Not only this, it also helps maintain connections with those who work in the arts – especially in institutions and organisations, as these are the people who book you! For example, I connected with a producer last year, which led to me facilitating an in-conversation panel talk with Turner Prize nominee, Sin Wai Kin, at Tate Liverpool, which is a huge moment in my career.

Dan chan artist drag creativelivesinprogress 05 Queer Power Queer the City

Dan in front of a poster for Homotopia Festival

Dan chan artist drag creativelivesinprogress 06 Queer the City Museum of Liverpool

Dan at the Homotopia Festival X National Museums Liverpool Takeover

What have been your greatest learnings with making money and supporting yourself as a creative?
Take the opportunities when they come and learn to be strong in how you discuss your fee with companies, galleries, organisations and so on, because they often do have the budget and no artist should be underpaid or working for free and ’paid with exposure’. I used to take on supplementary work to support my practice, but I would say doing this doesn’t make anyone any less of an artist. We’ve all got bills to pay and it’s an expensive world we live in, so we all have to do what’s best for ourselves!

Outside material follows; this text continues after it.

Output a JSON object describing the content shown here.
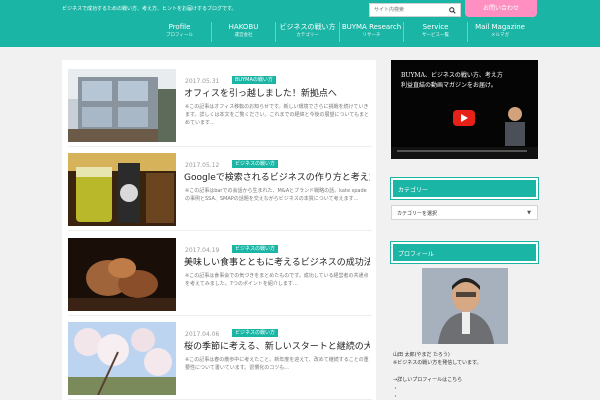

“Learn to be firm when discussing your fee because commissioners often do have the budget. No artist should be underpaid or simply “paid” with exposure.”

How did you go about landing your first commission?
As a visual artist, my first commission was at university (I think in my first year?) – I saw a call out to exhibit in an amazing gallery and reached out to them to see if they were interested in my work.

For my drag, I was working with a gallery to facilitate a workshop as part of my visual practice, and they had an event and asked if I wanted to perform so of course I said yes!

Don’t be scared of asking for opportunities, because the worst they can say is no, which is often a ’not right now’, and it’s a great chance to get some feedback on your work.

My advice

What’s the best career-related advice you’ve ever received?
Have ‘yes attitude’: saying yes to jobs, yes to going for a coffee to network and yes to new ideas and approaches to work – even if this is an internal conversation with yourself.

What advice would you give someone looking to get into a similar career?
Make connections with people in arts organisations, galleries, cabaret producers and so on, as these are the people who offer the work. It’s great to be making artwork and performances, but without these connections it would be very difficult to make this into a career.

Interview by Ashley Tan
Mention Dan Chan